‘I think that the perception of the argument that can be made is that the streaming platforms are going to provide the death blow to the theatrical experience and I personally don’t think that is the case and I don’t think that so far there is any evidence that suggests that is occurring.
‘Box office revenues continue to be robust and so I think it is a fear, I just don’t know how founded it is.’
The Newcastle-born actor, 38, said he believes streaming platforms are providing opportunities for filmmakers that no longer exist in the studio system, where the focus is on making blockbusters from material that already has a fan base.
He said: ‘The reality is that the studio theatrical system has been rapidly shrinking over the last 10 years, it’s gotten so competitive that the volume has shrunk.
‘In 1998, when I came to America and started working in film, the studio system were responsible for about 600 movies a year, right now we are operating at about 10 per cent of that so obviously the consequence of that is the opportunities for everyone who works in film rapidly reduces.

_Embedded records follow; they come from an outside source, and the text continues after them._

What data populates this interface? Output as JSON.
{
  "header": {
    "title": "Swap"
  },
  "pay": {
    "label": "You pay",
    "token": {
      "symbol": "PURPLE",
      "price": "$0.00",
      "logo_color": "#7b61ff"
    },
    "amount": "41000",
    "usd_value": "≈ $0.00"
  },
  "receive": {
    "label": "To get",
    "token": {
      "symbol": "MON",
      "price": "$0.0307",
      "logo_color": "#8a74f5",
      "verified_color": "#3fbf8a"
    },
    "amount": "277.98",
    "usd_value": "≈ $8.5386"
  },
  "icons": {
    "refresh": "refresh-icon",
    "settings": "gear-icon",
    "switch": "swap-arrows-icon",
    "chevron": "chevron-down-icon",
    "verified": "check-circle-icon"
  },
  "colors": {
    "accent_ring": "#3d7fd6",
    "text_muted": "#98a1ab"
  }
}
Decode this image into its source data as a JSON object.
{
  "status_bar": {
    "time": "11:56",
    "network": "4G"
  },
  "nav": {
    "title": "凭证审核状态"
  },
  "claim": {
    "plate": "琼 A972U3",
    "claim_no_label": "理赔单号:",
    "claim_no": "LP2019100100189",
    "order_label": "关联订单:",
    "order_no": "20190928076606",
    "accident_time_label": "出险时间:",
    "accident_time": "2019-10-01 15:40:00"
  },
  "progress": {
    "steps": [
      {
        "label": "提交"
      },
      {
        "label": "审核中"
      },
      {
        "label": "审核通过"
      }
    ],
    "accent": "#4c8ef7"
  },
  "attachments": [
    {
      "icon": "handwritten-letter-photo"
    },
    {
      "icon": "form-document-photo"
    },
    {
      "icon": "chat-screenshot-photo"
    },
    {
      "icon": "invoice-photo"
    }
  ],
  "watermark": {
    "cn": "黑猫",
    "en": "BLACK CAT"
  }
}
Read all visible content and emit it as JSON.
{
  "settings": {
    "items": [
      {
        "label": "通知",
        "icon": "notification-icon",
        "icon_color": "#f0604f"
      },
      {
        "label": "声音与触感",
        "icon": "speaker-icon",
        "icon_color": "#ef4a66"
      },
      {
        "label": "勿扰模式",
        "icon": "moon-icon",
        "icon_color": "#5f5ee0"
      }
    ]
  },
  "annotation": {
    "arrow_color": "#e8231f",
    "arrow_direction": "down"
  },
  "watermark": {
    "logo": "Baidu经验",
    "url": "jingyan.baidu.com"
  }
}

‘That is based upon the trajectory of the expectation around spectacle and the theatrical experience and that grand spectacle is incredibly expensive to produce.
‘There was a certain level of cooperation within the studios to not compete with each other on the weekends, people will, two years ahead, claim a weekend and everyone else stays away from that, and because of the enormous cost associated with that there is a fear or a necessity to have the pre-existing awareness of the subject matter going into it.
‘So then you have this cannibalising cycle which prevents original, daring programming from being made for theatrical release.
‘I’ve seen that trajectory very, very clearly in the last 10 years of my career and in the opportunities that present themselves.
‘So what I think that the streaming platforms do is create a venue for that smaller, more original and more difficult material to get made.
‘Obviously as a participant in film-making I love it and think it’s very, very valuable and I don’t think the two need to be in enormous conflict.
‘It’s almost like the two can be mutually exclusive because within what I just said, they are providing different things for the most part. There is obviously overlap but they are providing different services.’
Triple Frontier is streaming on Netflix now.